We’re going to be real competitive amongst ourselves to start with, which will be fun. All those guys that played a little bit are going to work to play more because everybody knows what it tastes like now. Those young guys are going to have to start at a high level because we’re not going to wait for guys to catch up. Get on board `cause the train’s running.
When I was talking with Michigan coach John Paul after the game, you came back out on the field and congratulated the Wolverine coaches and players again. J.P said it wasn’t necessary, but he and his players all called it a class move. What motivated you to go that extra step?
Hey, they won the national championship. They beat us. They won it, congratulations. After the game you only get a handshake and a quick congratulations.
I don’t know. I just felt like I should do it.
You’re also an assistant football coach at Chapman, which certainly keeps you busy in the fall. Do you get a chance to peek over at the lacrosse field during fall ball at all or do your assistants and captains handle that for you?
We start out with the captains running it. We start our fall lacrosse in the middle of November, so it’s starting to wind down with football.

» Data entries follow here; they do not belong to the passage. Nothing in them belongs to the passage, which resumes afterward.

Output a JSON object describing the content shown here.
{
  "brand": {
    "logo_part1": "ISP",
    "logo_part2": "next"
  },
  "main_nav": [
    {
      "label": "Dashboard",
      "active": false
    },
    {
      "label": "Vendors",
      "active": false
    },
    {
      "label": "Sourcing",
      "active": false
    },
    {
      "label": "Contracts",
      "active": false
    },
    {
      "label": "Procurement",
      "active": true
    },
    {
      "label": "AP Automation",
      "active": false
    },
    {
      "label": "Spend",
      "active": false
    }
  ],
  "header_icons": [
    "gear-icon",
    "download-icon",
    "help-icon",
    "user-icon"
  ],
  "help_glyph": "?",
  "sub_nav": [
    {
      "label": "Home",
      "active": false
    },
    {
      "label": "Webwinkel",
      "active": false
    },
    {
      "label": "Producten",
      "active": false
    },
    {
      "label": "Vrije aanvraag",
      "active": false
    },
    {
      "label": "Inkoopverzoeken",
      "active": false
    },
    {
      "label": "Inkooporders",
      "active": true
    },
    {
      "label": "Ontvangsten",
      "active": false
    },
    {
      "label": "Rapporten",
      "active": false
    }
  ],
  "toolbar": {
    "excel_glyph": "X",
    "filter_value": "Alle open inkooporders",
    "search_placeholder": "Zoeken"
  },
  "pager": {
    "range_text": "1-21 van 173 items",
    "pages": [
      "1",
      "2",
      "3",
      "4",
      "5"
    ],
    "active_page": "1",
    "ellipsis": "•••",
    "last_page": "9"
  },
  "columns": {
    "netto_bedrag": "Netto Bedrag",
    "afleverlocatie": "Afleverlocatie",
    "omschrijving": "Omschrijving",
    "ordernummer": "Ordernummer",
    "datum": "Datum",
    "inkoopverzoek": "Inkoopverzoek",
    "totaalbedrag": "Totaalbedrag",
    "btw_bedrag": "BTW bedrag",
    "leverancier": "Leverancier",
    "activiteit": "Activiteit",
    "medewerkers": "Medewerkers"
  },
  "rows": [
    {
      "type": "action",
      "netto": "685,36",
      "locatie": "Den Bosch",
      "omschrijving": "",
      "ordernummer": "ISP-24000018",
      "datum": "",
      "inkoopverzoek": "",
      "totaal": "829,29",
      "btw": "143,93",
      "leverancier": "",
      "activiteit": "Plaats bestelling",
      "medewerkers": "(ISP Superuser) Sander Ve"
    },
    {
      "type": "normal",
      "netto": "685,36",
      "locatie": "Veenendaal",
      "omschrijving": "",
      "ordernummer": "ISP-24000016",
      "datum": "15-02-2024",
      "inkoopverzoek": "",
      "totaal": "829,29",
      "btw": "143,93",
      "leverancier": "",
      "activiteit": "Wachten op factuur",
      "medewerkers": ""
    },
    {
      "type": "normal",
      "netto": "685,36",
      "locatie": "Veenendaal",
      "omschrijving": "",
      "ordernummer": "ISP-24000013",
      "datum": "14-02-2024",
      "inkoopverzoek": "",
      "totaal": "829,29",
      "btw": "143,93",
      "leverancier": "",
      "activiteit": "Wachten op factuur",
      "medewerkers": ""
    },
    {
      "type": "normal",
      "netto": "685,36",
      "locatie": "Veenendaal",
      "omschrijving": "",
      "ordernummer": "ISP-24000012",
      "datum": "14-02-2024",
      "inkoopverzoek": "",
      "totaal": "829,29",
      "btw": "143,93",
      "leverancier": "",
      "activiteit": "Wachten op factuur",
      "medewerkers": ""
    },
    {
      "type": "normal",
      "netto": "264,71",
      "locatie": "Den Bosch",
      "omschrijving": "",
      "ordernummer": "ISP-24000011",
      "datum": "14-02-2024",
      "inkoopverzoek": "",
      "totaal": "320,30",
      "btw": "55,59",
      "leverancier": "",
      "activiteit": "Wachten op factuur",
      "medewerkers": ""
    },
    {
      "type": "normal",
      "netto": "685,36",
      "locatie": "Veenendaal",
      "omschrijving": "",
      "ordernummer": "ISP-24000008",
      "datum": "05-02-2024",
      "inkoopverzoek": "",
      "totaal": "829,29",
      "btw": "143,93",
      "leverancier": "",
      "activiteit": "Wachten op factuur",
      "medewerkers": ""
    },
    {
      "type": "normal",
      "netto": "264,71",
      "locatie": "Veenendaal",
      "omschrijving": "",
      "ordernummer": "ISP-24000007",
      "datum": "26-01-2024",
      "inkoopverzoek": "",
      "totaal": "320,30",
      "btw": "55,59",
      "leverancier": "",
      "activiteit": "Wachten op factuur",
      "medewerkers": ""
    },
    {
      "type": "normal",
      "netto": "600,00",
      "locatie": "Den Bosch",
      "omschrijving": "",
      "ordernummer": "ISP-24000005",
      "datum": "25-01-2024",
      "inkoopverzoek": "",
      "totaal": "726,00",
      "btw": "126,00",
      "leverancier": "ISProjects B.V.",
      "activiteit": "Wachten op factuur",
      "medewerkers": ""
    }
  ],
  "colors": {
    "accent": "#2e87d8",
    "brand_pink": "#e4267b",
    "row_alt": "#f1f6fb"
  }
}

We’ll then go until we break for Christmas. In talking with the guys, they thought we had a good fall. Obviously, it was a little less than they’ve had in the past when Coach Donnelly took them to a couple of fall tournaments. But we still got two good scrimmages in against San Diego State and Whittier, so we got an opportunity to see how we play.
The season’s in the spring. I don’t think we burned them out in the fall and it’s a long spring, let me tell you. I think we were still pretty healthy all the way through. I don’t think we looked like we were lethargic or burned out from it. It’s a grind. It’s hard to pick yourself up for every single game and every single day. For me, it’s good to play in the fall, but we want to be playing in May. We want to have our best legs, best sticks and best preparations in May. We don’t need it in September.
These guys need to be hitting the books as much as they can, anyhow. That’s the other thing I told them: you’re here to get an education. No question, we had a great experience playing lacrosse, but you’ve got to pass your classes and keep your GPA up to keep this whole thing going. Four years down the road, you better have a degree because your father is going to kick you out of the house.
The fall is cumbersome, no doubt. But I love coaching football as well. I can’t wait for football season to start.